Big rewards for helping others
My column is called Ruminations. Being that this is farm country, many people may think of ruminate in relationship to cows, where they chew their cud, or chew again what has already been chewed. But it also means to contemplate, to meditate, to muse upon.
That’s what I do; I think about things, roll them over in my mind, and meditate on the various meanings. My ruminations a few weeks ago ran to the oft heard phrase, “if there’s anything I can do for you”
As it happens, I recently had surgery on both my hands, a week apart. Several friends and relatives earnestly told me if there was ANYthing they could do, please let them know. So I decided to try a little experiment. I’m not one to ask people to do things for me. I consider myself pretty self-sufficient. But I decided to ask for help where help was offered.
I asked two friends if they would provide a meal the day of or the day after my first surgery. I asked another friend if she would come take care of my household chores for a day. I asked some of my relatives to come and keep me company and help care for my father who now lives with us.
Without fail, everyone I asked for help came through for me. Not only did they do what I asked, but went above and beyond in what they did. I didn’t ask everyone who offered, and I don’t want them to think I don’t appreciate what they were willing to do. It was an experiment in my own faith in human kindness.
I have always assumed that when tragedy or hardship hit, the offers of help are made out of kindness and concern, but with no real intention behind them. I’ve done it myself; offered help to someone, never thinking they would actually take me up on it; although if they did, I would certainly follow through. This was a welcome revelation to me, that when people offer help, they really, truly mean it. Perhaps my friends and relatives didn’t think I’d actually ask them for help, but not a one balked at doing something to help me out.
I’ve also been thinking a lot about what I do for others. I believe most people are basically good and well intentioned. Underneath the gruff exterior of many people lies a loving soul and a lonely heart. Without being asked, I try to brighten the day of people I encounter.
I had the opportunity recently to visit a local nursing home four days in a row. On the first visit, I saw an elderly woman sitting in her wheelchair, muttering under her breath and cussing out everybody and everything.
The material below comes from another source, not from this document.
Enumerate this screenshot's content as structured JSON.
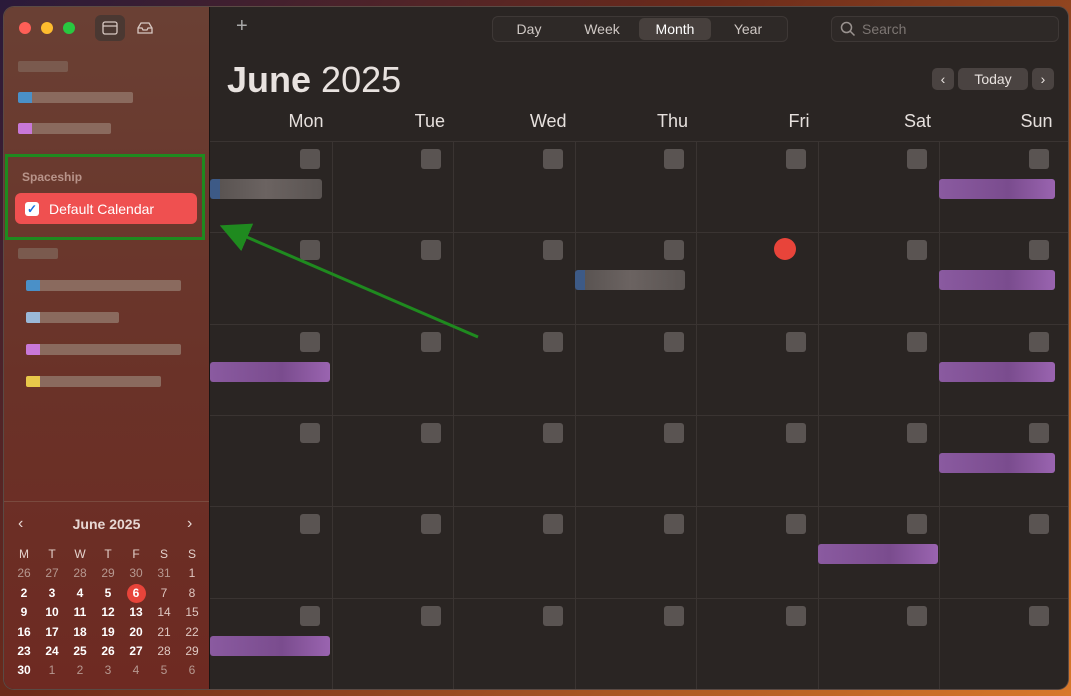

I walked up to her and asked if she’d like to go for a ride. She scowled at me and said, “They won’t let me out of this damned place.” I smiled at her and said I was actually thinking of a spin around the unit.
I took her wheelchair and walked her around the floor, chattering about the paintings on the wall, the food in the cafeteria, and anything else I could think of that might interest her. She never said a word. Then I returned her to her previous spot, I asked her for a smile. I got a scowl for a response.
I asked her again, thinking perhaps she hadn’t heard me. Again a scowl. So I knelt down in front of her and said, “Are you going to give me a smile or not?” She looked me right in the eye and grinned from ear to ear.
By the fourth day, she was greeting me as an old friend, asking about my day. I don’t know if she has relatives or friends who visit her, but all she needed was someone to show a little interest in her to get her out of her bad mood. There were several residents in the nursing home that I took the time to talk with and spend a few minutes of my time. I went away with mixed feelings. On one hand, I had spent a little time talking with some beautiful elder folk; on the other, I was leaving them, most likely to never see them again. Had I built up hopes and then dashed them? Would they even remember me after a few days? I certainly will remember them.
Doing for others, making people smile, engaging them in conversation, makes me happy. I sometimes wonder if I’m doing these things because I’m self-serving and just want to feel good. But then, does it matter? We all win when we share ourselves.
Robyn Near is a Ripley resident. Send comments to email@example.com